New research and trends discussed at field day
The University of Wyoming SAREC facility in southeastern Wyoming hosted an annual field day on July 24th. Participants were able to see some of the current and ongoing research with livestock, crops, field management and ag technology. For those readers who attended, thank you. Researchers, field technicians and research staff all appreciate local interest and support for the research they are involved in. Following are some of the highlights of discussions and topics addressed.
As input costs rise, we will continue to look for ways of improving efficiency of production. I know this is a very general statement, but many issues build off of this general theme. Improving efficiency not only means measuring for feed efficiency in livestock, and selecting for improved feed efficiency, but it also addresses other production efficiencies. How far away can we profitably lease or rent pasture? All of our fuel and transportation costs will need to be re-evaluated as fuel prices rise.
Diversification in ranching has meant many things over the years. At different points in the last 35 years, diversification has meant marketing cattle at different times of the year, considering retained ownership, and alternative marketing strategies. On many operations, diversification has also meant that one or both spouses have held full or part-time jobs in addition to ranching.
In 2008, diversification has focused on developing alternative income sources. This includes developing hunting, fishing, and outfitting income off of the ranch, and more recently, investigating wind energy and carbon sequestration opportunities for the ranch as well. For producers in southeastern Wyoming, developing wind energy can mean both working with neighbors to develop landowner agreements to market to major wind energy companies, as well as investigating opportunities to develop on-farm wind generators to help ease electricity costs during the summer peak demand, especially for running pivots. Carbon sequestration is a slightly newer opportunity, but as regulations on greenhouse gasses continue to tighten, there may be opportunities in this area as well. It’s important to point out these opportunities, as they may have little or no impact to the land, while generating needed revenue for the operation.
Oilseed production continues to create additional interest for farming and ranching operations in southeast Wyoming. Several oilseed crops have the potential to work into dryland cropping rotations, providing some additional income diversity and alternatives to aid weed and crop disease management.
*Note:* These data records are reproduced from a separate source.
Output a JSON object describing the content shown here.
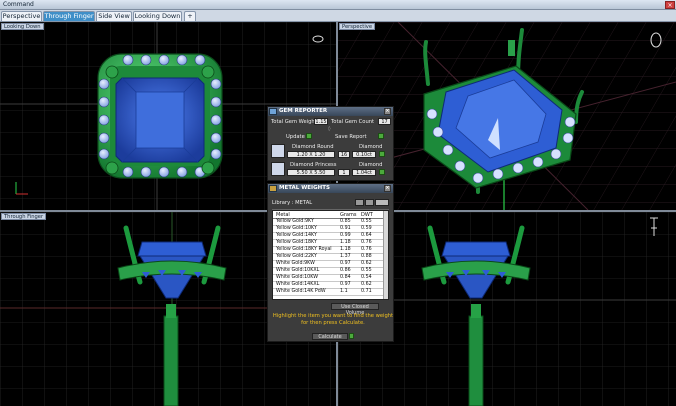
{
  "command_bar": {
    "label": "Command",
    "close_symbol": "×"
  },
  "tabs": [
    {
      "label": "Perspective"
    },
    {
      "label": "Through Finger"
    },
    {
      "label": "Side View"
    },
    {
      "label": "Looking Down"
    },
    {
      "label": "+"
    }
  ],
  "viewports": {
    "top_left": "Looking Down",
    "top_right": "Perspective",
    "bottom_left": "Through Finger",
    "bottom_right": ""
  },
  "gem_reporter": {
    "title": "GEM REPORTER",
    "total_weight_label": "Total Gem Weight",
    "total_weight_value": "1.15",
    "total_count_label": "Total Gem Count",
    "total_count_value": "17",
    "update_label": "Update",
    "save_report_label": "Save Report",
    "gems": [
      {
        "name": "Diamond Round",
        "size": "1.20 X 1.20",
        "type": "Diamond",
        "count": "16",
        "weight": "0.10ct"
      },
      {
        "name": "Diamond Princess",
        "size": "5.50 X 5.50",
        "type": "Diamond",
        "count": "1",
        "weight": "1.04ct"
      }
    ]
  },
  "metal_weights": {
    "title": "METAL WEIGHTS",
    "library_label": "Library : METAL",
    "columns": [
      "Metal",
      "Grams",
      "DWT"
    ],
    "rows": [
      [
        "Yellow Gold:9KY",
        "0.85",
        "0.55"
      ],
      [
        "Yellow Gold:10KY",
        "0.91",
        "0.59"
      ],
      [
        "Yellow Gold:14KY",
        "0.99",
        "0.64"
      ],
      [
        "Yellow Gold:18KY",
        "1.18",
        "0.76"
      ],
      [
        "Yellow Gold:18KY Royal",
        "1.18",
        "0.76"
      ],
      [
        "Yellow Gold:22KY",
        "1.37",
        "0.88"
      ],
      [
        "White Gold:9KW",
        "0.97",
        "0.62"
      ],
      [
        "White Gold:10KXL",
        "0.86",
        "0.55"
      ],
      [
        "White Gold:10KW",
        "0.84",
        "0.54"
      ],
      [
        "White Gold:14KXL",
        "0.97",
        "0.62"
      ],
      [
        "White Gold:14K PdW",
        "1.1",
        "0.71"
      ]
    ],
    "selector_label": "Use Closed Volume",
    "hint": "Highlight the item you want to find the weight for then press Calculate.",
    "calculate_label": "Calculate"
  }
}
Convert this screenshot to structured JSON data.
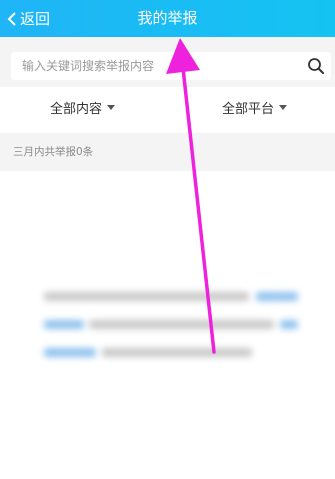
{
  "header": {
    "back_label": "返回",
    "title": "我的举报"
  },
  "search": {
    "placeholder": "输入关键词搜索举报内容",
    "value": ""
  },
  "filters": [
    {
      "label": "全部内容"
    },
    {
      "label": "全部平台"
    }
  ],
  "summary": {
    "count_text": "三月内共举报0条"
  },
  "icons": {
    "back": "chevron-left-icon",
    "search": "search-icon",
    "dropdown": "caret-down-icon"
  },
  "colors": {
    "header_bg": "#1fb5f6",
    "link_blue": "#4aa3ea",
    "arrow_annotation": "#ee22dd"
  }
}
As fertilizer costs continue to rise, and water availability becomes an issue, alternative crops that have the potential to reduce fertilizer and fuel inputs while building soil fertility are very important.
Probably the most positive aspect of the field day was the local producer interest and involvement with the research station. As we continue to adapt our operations to the new feed, fuel and fertilizer scenarios, it is important to explore what new crops, cropping systems and ag products work in our local environment. Ag Experiment Stations were originally established to serve this specific role for the ag community. While it is important to observe nationwide trends and national issues, local livestock and crop production questions still need to be addressed locally.
Input costs have impacted land grant universities as well. College of Agriculture deans, directors and department heads at land grant universities continue to fight for their share of shrinking state and federal budgets. One of the best and easiest ways to help support your own Ag Colleges and Experiment Stations is to attend field days and provide input. Researchers, technicians and staff all appreciate local support.
Email Steve Paisley at SPaisley@uwyo.edu